Data for processing ▸

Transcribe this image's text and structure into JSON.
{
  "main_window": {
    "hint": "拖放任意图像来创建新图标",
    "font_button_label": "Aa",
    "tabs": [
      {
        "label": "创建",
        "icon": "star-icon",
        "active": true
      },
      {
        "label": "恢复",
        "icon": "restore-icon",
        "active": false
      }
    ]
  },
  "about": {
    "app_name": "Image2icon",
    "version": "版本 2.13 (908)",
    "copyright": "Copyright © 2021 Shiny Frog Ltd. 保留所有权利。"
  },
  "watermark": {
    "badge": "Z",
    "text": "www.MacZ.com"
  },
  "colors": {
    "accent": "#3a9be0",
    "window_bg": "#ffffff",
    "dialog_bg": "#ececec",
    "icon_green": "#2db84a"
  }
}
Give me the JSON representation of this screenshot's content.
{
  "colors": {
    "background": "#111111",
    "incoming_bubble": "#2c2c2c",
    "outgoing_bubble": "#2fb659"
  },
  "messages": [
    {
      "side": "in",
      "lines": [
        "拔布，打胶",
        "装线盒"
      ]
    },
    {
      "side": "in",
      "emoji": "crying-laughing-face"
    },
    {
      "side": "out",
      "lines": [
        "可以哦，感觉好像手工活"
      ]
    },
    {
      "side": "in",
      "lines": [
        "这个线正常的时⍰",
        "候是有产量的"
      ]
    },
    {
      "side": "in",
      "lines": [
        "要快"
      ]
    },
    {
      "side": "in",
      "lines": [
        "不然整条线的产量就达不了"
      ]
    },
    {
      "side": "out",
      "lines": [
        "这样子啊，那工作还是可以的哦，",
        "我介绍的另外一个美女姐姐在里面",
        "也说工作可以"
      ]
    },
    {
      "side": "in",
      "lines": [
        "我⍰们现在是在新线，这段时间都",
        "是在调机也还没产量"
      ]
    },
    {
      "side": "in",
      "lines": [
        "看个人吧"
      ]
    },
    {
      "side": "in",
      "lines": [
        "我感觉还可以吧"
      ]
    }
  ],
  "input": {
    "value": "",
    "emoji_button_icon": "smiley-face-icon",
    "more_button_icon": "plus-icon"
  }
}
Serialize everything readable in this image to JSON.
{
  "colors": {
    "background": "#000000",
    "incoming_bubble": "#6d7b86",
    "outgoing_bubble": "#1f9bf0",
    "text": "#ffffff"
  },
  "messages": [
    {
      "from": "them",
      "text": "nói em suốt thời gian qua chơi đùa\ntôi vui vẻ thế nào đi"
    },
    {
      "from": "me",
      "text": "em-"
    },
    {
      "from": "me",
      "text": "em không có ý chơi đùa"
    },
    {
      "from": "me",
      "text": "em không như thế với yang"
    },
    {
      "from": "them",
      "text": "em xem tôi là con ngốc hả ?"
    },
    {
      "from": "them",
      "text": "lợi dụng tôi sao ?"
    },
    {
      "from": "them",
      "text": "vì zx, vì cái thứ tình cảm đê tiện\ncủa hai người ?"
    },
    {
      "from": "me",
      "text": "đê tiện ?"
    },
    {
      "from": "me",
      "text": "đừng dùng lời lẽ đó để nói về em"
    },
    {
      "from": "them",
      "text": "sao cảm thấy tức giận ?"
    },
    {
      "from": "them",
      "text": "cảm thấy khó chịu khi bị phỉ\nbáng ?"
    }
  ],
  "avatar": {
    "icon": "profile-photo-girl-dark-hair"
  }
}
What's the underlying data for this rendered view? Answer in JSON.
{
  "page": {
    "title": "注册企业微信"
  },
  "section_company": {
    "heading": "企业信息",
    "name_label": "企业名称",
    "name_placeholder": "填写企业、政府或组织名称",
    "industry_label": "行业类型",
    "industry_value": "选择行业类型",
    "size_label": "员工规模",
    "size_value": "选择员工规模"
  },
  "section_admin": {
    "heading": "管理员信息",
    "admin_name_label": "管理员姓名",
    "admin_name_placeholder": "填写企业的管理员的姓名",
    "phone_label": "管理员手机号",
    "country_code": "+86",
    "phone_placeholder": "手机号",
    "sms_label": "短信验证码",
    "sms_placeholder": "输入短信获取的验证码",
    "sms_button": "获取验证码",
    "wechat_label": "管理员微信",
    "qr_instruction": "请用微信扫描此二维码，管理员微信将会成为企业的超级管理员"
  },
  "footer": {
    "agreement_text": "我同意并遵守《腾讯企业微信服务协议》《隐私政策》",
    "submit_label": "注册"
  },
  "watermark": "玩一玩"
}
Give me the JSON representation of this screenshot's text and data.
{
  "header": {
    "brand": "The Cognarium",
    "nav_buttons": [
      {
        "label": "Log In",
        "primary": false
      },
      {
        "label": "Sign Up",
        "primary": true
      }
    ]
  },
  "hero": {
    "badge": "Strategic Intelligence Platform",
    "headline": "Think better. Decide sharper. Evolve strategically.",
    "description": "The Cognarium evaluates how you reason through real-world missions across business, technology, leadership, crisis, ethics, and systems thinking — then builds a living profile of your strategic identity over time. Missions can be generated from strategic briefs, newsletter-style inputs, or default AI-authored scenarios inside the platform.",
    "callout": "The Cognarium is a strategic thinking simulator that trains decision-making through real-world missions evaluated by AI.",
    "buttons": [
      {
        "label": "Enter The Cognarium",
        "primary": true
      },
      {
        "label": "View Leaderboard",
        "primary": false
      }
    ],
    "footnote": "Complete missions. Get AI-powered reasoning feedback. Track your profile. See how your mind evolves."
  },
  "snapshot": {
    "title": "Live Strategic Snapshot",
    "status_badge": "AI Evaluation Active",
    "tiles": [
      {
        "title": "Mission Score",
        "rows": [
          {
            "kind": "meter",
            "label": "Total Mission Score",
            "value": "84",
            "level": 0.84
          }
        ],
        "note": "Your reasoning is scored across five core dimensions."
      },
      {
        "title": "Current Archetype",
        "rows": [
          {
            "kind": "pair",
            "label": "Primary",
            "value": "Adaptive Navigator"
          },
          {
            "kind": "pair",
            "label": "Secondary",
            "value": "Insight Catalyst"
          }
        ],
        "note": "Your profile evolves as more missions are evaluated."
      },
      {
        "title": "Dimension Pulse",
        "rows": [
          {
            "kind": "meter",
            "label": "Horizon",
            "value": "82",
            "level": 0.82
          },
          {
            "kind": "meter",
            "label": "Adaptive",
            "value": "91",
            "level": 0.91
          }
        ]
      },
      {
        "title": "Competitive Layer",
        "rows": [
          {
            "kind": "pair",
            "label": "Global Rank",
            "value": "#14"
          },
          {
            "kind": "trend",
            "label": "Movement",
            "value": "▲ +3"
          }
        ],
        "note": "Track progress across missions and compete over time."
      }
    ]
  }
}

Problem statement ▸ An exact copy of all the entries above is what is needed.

Result of this task ▸
Transcribe this image's text and structure into JSON.
{
  "main_window": {
    "hint": "拖放任意图像来创建新图标",
    "font_button_label": "Aa",
    "tabs": [
      {
        "label": "创建",
        "icon": "star-icon",
        "active": true
      },
      {
        "label": "恢复",
        "icon": "restore-icon",
        "active": false
      }
    ]
  },
  "about": {
    "app_name": "Image2icon",
    "version": "版本 2.13 (908)",
    "copyright": "Copyright © 2021 Shiny Frog Ltd. 保留所有权利。"
  },
  "watermark": {
    "badge": "Z",
    "text": "www.MacZ.com"
  },
  "colors": {
    "accent": "#3a9be0",
    "window_bg": "#ffffff",
    "dialog_bg": "#ececec",
    "icon_green": "#2db84a"
  }
}
Give me the JSON representation of this screenshot's content.
{
  "colors": {
    "background": "#111111",
    "incoming_bubble": "#2c2c2c",
    "outgoing_bubble": "#2fb659"
  },
  "messages": [
    {
      "side": "in",
      "lines": [
        "拔布，打胶",
        "装线盒"
      ]
    },
    {
      "side": "in",
      "emoji": "crying-laughing-face"
    },
    {
      "side": "out",
      "lines": [
        "可以哦，感觉好像手工活"
      ]
    },
    {
      "side": "in",
      "lines": [
        "这个线正常的时⍰",
        "候是有产量的"
      ]
    },
    {
      "side": "in",
      "lines": [
        "要快"
      ]
    },
    {
      "side": "in",
      "lines": [
        "不然整条线的产量就达不了"
      ]
    },
    {
      "side": "out",
      "lines": [
        "这样子啊，那工作还是可以的哦，",
        "我介绍的另外一个美女姐姐在里面",
        "也说工作可以"
      ]
    },
    {
      "side": "in",
      "lines": [
        "我⍰们现在是在新线，这段时间都",
        "是在调机也还没产量"
      ]
    },
    {
      "side": "in",
      "lines": [
        "看个人吧"
      ]
    },
    {
      "side": "in",
      "lines": [
        "我感觉还可以吧"
      ]
    }
  ],
  "input": {
    "value": "",
    "emoji_button_icon": "smiley-face-icon",
    "more_button_icon": "plus-icon"
  }
}
Serialize everything readable in this image to JSON.
{
  "colors": {
    "background": "#000000",
    "incoming_bubble": "#6d7b86",
    "outgoing_bubble": "#1f9bf0",
    "text": "#ffffff"
  },
  "messages": [
    {
      "from": "them",
      "text": "nói em suốt thời gian qua chơi đùa\ntôi vui vẻ thế nào đi"
    },
    {
      "from": "me",
      "text": "em-"
    },
    {
      "from": "me",
      "text": "em không có ý chơi đùa"
    },
    {
      "from": "me",
      "text": "em không như thế với yang"
    },
    {
      "from": "them",
      "text": "em xem tôi là con ngốc hả ?"
    },
    {
      "from": "them",
      "text": "lợi dụng tôi sao ?"
    },
    {
      "from": "them",
      "text": "vì zx, vì cái thứ tình cảm đê tiện\ncủa hai người ?"
    },
    {
      "from": "me",
      "text": "đê tiện ?"
    },
    {
      "from": "me",
      "text": "đừng dùng lời lẽ đó để nói về em"
    },
    {
      "from": "them",
      "text": "sao cảm thấy tức giận ?"
    },
    {
      "from": "them",
      "text": "cảm thấy khó chịu khi bị phỉ\nbáng ?"
    }
  ],
  "avatar": {
    "icon": "profile-photo-girl-dark-hair"
  }
}
What's the underlying data for this rendered view? Answer in JSON.
{
  "page": {
    "title": "注册企业微信"
  },
  "section_company": {
    "heading": "企业信息",
    "name_label": "企业名称",
    "name_placeholder": "填写企业、政府或组织名称",
    "industry_label": "行业类型",
    "industry_value": "选择行业类型",
    "size_label": "员工规模",
    "size_value": "选择员工规模"
  },
  "section_admin": {
    "heading": "管理员信息",
    "admin_name_label": "管理员姓名",
    "admin_name_placeholder": "填写企业的管理员的姓名",
    "phone_label": "管理员手机号",
    "country_code": "+86",
    "phone_placeholder": "手机号",
    "sms_label": "短信验证码",
    "sms_placeholder": "输入短信获取的验证码",
    "sms_button": "获取验证码",
    "wechat_label": "管理员微信",
    "qr_instruction": "请用微信扫描此二维码，管理员微信将会成为企业的超级管理员"
  },
  "footer": {
    "agreement_text": "我同意并遵守《腾讯企业微信服务协议》《隐私政策》",
    "submit_label": "注册"
  },
  "watermark": "玩一玩"
}
Give me the JSON representation of this screenshot's text and data.
{
  "header": {
    "brand": "The Cognarium",
    "nav_buttons": [
      {
        "label": "Log In",
        "primary": false
      },
      {
        "label": "Sign Up",
        "primary": true
      }
    ]
  },
  "hero": {
    "badge": "Strategic Intelligence Platform",
    "headline": "Think better. Decide sharper. Evolve strategically.",
    "description": "The Cognarium evaluates how you reason through real-world missions across business, technology, leadership, crisis, ethics, and systems thinking — then builds a living profile of your strategic identity over time. Missions can be generated from strategic briefs, newsletter-style inputs, or default AI-authored scenarios inside the platform.",
    "callout": "The Cognarium is a strategic thinking simulator that trains decision-making through real-world missions evaluated by AI.",
    "buttons": [
      {
        "label": "Enter The Cognarium",
        "primary": true
      },
      {
        "label": "View Leaderboard",
        "primary": false
      }
    ],
    "footnote": "Complete missions. Get AI-powered reasoning feedback. Track your profile. See how your mind evolves."
  },
  "snapshot": {
    "title": "Live Strategic Snapshot",
    "status_badge": "AI Evaluation Active",
    "tiles": [
      {
        "title": "Mission Score",
        "rows": [
          {
            "kind": "meter",
            "label": "Total Mission Score",
            "value": "84",
            "level": 0.84
          }
        ],
        "note": "Your reasoning is scored across five core dimensions."
      },
      {
        "title": "Current Archetype",
        "rows": [
          {
            "kind": "pair",
            "label": "Primary",
            "value": "Adaptive Navigator"
          },
          {
            "kind": "pair",
            "label": "Secondary",
            "value": "Insight Catalyst"
          }
        ],
        "note": "Your profile evolves as more missions are evaluated."
      },
      {
        "title": "Dimension Pulse",
        "rows": [
          {
            "kind": "meter",
            "label": "Horizon",
            "value": "82",
            "level": 0.82
          },
          {
            "kind": "meter",
            "label": "Adaptive",
            "value": "91",
            "level": 0.91
          }
        ]
      },
      {
        "title": "Competitive Layer",
        "rows": [
          {
            "kind": "pair",
            "label": "Global Rank",
            "value": "#14"
          },
          {
            "kind": "trend",
            "label": "Movement",
            "value": "▲ +3"
          }
        ],
        "note": "Track progress across missions and compete over time."
      }
    ]
  }
}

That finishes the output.